__Exercise goal__.
For the records that follow, return only the count of lines containing the string "Core".

__Collection entries__.
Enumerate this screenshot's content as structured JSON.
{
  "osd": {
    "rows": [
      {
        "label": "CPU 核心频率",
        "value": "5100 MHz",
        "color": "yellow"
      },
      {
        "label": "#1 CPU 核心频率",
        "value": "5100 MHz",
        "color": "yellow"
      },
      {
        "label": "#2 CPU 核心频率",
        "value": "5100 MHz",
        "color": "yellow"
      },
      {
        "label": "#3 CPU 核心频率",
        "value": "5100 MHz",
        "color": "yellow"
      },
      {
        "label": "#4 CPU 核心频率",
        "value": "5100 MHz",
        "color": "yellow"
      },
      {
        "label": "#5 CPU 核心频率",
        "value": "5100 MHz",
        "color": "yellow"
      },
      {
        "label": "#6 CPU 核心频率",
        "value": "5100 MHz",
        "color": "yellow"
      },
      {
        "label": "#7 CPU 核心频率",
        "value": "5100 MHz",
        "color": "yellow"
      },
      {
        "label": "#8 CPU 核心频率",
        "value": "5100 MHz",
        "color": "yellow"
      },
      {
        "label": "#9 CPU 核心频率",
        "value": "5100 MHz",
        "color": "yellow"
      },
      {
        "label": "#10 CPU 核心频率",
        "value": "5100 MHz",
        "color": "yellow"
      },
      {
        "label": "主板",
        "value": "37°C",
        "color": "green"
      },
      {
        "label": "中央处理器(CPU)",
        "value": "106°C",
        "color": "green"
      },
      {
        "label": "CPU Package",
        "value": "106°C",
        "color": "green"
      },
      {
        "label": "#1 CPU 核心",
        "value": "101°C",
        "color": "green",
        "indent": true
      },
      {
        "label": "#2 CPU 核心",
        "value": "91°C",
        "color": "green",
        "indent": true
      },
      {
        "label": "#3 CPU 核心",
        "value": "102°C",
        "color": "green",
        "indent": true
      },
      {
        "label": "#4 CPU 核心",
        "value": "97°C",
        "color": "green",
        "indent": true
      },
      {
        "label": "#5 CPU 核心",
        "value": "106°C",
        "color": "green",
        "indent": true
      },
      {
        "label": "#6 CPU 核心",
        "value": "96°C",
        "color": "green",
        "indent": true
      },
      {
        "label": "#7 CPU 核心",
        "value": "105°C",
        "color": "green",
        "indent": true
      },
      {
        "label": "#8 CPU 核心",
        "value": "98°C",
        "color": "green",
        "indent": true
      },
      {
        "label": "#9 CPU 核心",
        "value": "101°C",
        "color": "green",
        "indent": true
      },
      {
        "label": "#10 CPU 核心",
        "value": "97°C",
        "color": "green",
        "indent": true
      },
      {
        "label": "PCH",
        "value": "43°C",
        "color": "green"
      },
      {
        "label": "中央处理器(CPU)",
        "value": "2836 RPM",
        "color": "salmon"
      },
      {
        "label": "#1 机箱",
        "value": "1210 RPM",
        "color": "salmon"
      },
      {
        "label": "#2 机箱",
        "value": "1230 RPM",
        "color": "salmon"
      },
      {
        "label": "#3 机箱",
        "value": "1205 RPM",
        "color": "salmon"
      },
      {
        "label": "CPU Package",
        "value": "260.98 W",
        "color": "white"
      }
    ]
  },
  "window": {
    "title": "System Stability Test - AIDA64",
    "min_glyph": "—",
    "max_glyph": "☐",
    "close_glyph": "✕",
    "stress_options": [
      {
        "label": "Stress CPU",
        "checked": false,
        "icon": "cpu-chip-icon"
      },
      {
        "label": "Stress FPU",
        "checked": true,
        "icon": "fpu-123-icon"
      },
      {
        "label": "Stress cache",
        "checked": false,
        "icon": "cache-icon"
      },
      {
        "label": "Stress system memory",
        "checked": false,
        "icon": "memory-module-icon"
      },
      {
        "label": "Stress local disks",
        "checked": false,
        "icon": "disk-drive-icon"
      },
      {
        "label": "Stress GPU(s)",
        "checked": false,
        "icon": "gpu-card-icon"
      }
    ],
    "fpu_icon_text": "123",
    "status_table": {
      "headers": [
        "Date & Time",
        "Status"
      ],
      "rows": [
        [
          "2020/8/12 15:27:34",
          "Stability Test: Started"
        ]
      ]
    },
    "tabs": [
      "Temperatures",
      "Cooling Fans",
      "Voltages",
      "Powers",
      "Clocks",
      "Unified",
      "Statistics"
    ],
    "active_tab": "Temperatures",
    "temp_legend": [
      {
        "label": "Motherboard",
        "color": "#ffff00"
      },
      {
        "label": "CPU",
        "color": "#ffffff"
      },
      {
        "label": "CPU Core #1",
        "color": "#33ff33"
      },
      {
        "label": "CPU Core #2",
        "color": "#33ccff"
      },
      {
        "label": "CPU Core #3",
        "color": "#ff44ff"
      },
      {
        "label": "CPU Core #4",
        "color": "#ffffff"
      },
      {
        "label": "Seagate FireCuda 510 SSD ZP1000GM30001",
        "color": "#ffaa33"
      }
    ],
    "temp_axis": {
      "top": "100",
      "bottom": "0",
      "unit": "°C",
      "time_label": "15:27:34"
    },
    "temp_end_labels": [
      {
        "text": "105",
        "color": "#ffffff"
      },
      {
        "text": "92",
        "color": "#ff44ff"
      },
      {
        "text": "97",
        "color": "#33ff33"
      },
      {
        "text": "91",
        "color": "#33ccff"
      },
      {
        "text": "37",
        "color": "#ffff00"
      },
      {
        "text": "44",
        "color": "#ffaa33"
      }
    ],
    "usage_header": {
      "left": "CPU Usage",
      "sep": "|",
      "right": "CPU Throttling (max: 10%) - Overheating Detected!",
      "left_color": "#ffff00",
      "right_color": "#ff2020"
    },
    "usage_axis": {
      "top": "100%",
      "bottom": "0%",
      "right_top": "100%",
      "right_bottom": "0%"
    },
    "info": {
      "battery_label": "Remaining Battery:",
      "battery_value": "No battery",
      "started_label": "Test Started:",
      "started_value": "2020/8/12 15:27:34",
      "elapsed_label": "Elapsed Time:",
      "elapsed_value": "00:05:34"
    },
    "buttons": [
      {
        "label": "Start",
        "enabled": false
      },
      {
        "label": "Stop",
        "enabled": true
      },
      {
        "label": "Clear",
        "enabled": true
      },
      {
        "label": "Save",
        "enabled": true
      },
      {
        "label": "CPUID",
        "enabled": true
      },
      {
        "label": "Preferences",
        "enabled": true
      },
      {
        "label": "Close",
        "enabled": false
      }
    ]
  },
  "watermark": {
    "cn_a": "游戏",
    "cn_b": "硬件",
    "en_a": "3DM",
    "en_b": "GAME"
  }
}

__Task output__.
4